_What the task requires:_
Search the records below for the word "legend". Copy each line where it occurs.

Exercise input: Begin

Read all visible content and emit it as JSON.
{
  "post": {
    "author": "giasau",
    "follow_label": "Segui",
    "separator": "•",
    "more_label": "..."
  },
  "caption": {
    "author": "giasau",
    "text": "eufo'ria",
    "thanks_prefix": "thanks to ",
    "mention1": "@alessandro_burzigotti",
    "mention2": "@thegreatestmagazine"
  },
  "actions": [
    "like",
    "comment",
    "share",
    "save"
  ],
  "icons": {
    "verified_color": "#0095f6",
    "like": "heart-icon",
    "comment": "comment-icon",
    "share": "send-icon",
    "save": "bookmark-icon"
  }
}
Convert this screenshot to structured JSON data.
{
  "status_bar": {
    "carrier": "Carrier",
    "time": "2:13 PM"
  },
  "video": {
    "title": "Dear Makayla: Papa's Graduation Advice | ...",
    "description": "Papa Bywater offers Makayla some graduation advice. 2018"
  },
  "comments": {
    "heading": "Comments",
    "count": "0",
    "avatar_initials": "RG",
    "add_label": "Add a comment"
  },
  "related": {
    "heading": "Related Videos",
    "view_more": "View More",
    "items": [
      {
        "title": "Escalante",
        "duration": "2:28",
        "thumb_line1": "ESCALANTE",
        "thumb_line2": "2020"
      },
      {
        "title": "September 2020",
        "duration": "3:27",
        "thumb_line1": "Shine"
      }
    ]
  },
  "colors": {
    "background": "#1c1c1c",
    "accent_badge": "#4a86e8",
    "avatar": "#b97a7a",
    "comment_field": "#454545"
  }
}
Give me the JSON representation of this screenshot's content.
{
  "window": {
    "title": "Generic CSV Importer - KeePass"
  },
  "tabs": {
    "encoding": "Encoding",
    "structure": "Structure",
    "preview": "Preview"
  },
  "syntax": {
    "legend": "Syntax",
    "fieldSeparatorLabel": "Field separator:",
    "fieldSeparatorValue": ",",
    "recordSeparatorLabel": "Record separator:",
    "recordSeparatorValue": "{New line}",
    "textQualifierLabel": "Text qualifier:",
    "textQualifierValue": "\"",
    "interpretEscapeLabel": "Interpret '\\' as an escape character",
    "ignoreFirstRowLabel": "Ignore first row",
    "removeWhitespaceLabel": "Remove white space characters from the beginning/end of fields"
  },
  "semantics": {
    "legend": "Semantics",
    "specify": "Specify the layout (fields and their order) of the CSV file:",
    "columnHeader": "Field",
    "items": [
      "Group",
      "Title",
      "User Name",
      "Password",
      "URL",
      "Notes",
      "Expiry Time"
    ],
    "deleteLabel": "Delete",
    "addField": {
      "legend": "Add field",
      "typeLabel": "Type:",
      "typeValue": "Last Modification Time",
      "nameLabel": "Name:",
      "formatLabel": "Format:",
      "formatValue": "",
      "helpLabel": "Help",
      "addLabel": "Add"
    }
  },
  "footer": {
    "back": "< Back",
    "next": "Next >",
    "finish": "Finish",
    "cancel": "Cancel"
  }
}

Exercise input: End

_Answer section:_
    "legend": "Syntax",
    "legend": "Semantics",
      "legend": "Add field",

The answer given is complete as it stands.